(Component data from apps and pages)
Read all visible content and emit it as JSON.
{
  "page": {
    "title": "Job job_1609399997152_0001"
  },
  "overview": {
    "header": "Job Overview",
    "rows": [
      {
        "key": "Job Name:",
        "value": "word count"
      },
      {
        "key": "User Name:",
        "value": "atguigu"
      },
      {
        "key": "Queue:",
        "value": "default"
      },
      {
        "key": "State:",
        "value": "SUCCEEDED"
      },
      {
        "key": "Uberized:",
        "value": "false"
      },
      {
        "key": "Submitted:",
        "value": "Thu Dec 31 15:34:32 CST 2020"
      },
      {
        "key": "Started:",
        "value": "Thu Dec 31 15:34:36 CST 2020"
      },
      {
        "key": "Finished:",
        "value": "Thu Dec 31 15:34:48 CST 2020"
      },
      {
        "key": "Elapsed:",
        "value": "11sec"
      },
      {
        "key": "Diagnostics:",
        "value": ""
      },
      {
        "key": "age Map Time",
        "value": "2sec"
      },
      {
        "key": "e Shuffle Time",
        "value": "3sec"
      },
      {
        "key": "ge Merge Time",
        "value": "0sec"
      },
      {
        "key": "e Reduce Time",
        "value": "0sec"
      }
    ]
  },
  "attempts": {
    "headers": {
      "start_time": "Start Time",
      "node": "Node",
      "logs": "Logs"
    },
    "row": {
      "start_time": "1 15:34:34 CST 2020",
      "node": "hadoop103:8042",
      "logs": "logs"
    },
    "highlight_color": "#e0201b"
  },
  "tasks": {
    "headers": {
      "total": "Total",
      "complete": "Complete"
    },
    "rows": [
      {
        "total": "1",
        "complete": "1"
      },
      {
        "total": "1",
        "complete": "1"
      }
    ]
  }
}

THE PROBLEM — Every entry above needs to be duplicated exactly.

RESULT —
Read all visible content and emit it as JSON.
{
  "page": {
    "title": "Job job_1609399997152_0001"
  },
  "overview": {
    "header": "Job Overview",
    "rows": [
      {
        "key": "Job Name:",
        "value": "word count"
      },
      {
        "key": "User Name:",
        "value": "atguigu"
      },
      {
        "key": "Queue:",
        "value": "default"
      },
      {
        "key": "State:",
        "value": "SUCCEEDED"
      },
      {
        "key": "Uberized:",
        "value": "false"
      },
      {
        "key": "Submitted:",
        "value": "Thu Dec 31 15:34:32 CST 2020"
      },
      {
        "key": "Started:",
        "value": "Thu Dec 31 15:34:36 CST 2020"
      },
      {
        "key": "Finished:",
        "value": "Thu Dec 31 15:34:48 CST 2020"
      },
      {
        "key": "Elapsed:",
        "value": "11sec"
      },
      {
        "key": "Diagnostics:",
        "value": ""
      },
      {
        "key": "age Map Time",
        "value": "2sec"
      },
      {
        "key": "e Shuffle Time",
        "value": "3sec"
      },
      {
        "key": "ge Merge Time",
        "value": "0sec"
      },
      {
        "key": "e Reduce Time",
        "value": "0sec"
      }
    ]
  },
  "attempts": {
    "headers": {
      "start_time": "Start Time",
      "node": "Node",
      "logs": "Logs"
    },
    "row": {
      "start_time": "1 15:34:34 CST 2020",
      "node": "hadoop103:8042",
      "logs": "logs"
    },
    "highlight_color": "#e0201b"
  },
  "tasks": {
    "headers": {
      "total": "Total",
      "complete": "Complete"
    },
    "rows": [
      {
        "total": "1",
        "complete": "1"
      },
      {
        "total": "1",
        "complete": "1"
      }
    ]
  }
}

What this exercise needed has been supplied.